--- Data records Enclosed Below ---
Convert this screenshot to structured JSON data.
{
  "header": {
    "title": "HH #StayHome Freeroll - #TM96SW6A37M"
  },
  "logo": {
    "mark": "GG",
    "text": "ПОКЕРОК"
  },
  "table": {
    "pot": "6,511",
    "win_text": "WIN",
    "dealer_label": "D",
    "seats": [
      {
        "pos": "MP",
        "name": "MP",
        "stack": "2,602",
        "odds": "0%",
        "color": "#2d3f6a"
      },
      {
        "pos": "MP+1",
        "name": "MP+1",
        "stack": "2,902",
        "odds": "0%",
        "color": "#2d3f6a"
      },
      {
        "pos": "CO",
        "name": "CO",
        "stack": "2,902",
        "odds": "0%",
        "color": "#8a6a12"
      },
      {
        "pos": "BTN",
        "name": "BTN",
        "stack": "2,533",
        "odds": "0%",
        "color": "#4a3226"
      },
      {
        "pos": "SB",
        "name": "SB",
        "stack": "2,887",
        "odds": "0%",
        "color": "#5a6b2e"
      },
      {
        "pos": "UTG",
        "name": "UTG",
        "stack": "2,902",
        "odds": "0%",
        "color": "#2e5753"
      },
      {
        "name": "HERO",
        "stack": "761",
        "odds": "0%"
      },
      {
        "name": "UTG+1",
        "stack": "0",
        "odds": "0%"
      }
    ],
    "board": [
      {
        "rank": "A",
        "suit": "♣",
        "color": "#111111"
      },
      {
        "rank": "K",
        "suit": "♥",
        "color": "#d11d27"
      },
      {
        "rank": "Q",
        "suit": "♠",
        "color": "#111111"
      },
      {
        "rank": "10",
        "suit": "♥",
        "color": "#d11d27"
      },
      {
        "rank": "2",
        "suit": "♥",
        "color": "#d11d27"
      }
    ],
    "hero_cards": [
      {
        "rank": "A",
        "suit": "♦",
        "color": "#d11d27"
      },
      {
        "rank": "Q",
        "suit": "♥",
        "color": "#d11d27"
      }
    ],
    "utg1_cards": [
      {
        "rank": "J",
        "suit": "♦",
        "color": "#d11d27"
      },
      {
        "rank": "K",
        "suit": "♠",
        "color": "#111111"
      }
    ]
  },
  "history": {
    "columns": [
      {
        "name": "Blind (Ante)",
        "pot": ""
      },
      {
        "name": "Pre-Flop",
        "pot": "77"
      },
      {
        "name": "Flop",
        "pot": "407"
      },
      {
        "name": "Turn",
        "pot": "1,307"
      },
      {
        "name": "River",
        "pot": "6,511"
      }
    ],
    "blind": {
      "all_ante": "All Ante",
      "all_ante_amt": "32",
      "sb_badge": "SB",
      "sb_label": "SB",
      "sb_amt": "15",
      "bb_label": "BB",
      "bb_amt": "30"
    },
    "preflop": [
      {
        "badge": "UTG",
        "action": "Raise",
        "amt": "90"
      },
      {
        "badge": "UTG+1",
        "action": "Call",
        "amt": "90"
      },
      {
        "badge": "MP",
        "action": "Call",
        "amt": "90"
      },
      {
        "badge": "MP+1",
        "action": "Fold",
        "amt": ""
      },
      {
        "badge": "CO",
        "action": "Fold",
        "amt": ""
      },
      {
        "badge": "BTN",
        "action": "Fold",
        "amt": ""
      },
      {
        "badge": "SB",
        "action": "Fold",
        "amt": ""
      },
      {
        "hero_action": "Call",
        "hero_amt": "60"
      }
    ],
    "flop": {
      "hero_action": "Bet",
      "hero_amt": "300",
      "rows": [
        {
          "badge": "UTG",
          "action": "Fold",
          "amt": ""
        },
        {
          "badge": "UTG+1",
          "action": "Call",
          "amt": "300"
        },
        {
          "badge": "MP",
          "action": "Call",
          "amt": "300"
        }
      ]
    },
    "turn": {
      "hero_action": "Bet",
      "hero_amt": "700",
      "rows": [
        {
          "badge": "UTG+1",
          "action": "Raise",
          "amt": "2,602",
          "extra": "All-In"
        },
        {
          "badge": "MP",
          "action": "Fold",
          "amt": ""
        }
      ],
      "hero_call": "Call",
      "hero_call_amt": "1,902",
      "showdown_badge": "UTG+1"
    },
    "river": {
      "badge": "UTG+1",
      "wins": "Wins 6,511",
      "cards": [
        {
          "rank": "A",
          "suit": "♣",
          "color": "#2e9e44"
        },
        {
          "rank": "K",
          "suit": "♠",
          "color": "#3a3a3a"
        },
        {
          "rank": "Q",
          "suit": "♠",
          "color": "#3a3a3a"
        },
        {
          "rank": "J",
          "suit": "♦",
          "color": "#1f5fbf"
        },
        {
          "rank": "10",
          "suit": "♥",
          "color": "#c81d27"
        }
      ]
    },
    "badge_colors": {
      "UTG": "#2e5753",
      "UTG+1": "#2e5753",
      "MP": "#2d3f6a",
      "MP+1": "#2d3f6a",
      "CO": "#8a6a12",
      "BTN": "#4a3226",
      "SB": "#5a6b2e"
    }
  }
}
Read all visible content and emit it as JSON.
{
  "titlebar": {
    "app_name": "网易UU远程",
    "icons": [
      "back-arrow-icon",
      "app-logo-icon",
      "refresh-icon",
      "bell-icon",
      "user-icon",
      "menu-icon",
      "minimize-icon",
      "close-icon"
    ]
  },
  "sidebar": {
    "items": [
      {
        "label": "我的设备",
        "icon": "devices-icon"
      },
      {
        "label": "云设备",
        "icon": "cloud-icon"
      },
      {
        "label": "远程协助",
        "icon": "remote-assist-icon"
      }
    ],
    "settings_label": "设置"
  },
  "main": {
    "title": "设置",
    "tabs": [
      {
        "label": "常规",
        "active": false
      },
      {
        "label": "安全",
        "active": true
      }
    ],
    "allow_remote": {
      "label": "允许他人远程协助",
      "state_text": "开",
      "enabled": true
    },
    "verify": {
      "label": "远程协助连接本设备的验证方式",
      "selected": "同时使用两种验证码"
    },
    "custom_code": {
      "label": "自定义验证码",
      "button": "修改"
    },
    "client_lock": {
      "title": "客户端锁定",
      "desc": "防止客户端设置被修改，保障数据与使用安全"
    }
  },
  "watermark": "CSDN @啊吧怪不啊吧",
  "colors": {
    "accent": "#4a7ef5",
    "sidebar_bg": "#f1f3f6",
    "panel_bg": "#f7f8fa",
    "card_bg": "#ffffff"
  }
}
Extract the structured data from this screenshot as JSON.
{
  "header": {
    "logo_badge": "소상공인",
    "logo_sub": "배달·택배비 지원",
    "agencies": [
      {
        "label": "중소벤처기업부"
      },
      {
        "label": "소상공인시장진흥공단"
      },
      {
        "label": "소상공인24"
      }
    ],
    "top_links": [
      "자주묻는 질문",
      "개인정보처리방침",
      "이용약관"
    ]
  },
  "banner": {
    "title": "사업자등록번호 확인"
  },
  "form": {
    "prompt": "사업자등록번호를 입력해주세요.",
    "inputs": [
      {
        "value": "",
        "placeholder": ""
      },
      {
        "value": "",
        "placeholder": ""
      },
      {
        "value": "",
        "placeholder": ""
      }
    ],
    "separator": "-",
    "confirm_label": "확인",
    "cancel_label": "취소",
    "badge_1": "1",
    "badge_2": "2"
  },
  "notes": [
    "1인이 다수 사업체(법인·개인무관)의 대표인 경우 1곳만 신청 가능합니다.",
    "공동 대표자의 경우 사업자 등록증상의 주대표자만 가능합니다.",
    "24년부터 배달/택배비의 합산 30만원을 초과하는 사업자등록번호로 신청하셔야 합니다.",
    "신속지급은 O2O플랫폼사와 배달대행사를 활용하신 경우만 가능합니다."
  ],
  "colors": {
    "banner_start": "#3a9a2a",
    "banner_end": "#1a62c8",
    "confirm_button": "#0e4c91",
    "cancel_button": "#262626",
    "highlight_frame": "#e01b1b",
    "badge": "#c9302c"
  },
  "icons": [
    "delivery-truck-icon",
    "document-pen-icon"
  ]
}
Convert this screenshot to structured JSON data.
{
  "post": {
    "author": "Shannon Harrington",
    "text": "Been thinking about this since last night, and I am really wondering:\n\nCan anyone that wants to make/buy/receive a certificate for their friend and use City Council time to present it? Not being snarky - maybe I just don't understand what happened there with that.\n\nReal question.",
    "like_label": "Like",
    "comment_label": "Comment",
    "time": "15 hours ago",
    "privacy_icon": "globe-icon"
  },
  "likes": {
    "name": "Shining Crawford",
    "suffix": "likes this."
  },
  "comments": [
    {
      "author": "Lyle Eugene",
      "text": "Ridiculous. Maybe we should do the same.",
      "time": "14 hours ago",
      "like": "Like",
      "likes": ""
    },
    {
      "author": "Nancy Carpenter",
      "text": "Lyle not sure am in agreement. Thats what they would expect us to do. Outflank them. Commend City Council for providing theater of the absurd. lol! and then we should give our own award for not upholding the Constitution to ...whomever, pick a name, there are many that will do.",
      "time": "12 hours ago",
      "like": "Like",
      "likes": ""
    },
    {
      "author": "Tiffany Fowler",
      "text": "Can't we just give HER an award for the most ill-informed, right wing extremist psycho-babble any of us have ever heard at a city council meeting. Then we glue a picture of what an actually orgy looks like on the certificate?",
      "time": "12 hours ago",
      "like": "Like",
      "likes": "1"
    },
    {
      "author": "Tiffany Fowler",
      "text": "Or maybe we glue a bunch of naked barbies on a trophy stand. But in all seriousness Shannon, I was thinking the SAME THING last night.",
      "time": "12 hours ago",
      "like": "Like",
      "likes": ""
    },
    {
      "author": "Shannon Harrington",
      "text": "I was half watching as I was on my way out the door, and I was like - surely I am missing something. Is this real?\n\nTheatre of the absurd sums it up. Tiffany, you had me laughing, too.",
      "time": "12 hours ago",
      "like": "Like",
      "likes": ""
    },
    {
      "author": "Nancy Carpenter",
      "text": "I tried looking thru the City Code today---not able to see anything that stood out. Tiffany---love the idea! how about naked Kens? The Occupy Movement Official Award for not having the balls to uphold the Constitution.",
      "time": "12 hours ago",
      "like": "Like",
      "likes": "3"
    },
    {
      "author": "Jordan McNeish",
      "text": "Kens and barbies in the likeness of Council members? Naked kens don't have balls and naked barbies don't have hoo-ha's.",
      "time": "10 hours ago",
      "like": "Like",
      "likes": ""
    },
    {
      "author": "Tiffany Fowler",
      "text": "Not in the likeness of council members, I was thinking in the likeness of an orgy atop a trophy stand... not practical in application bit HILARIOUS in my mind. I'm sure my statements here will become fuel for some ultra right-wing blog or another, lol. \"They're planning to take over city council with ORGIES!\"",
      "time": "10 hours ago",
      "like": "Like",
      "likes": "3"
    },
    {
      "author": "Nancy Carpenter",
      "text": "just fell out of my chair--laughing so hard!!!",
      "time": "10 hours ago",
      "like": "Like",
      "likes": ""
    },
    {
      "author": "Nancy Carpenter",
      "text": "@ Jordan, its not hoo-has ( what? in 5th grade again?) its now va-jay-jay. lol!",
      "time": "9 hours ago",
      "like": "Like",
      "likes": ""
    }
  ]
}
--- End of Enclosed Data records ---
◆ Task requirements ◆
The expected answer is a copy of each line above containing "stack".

◆ Solution to this exercise ◆
        "stack": "2,602",
        "stack": "2,902",
        "stack": "2,902",
        "stack": "2,533",
        "stack": "2,887",
        "stack": "2,902",
        "stack": "761",
        "stack": "0",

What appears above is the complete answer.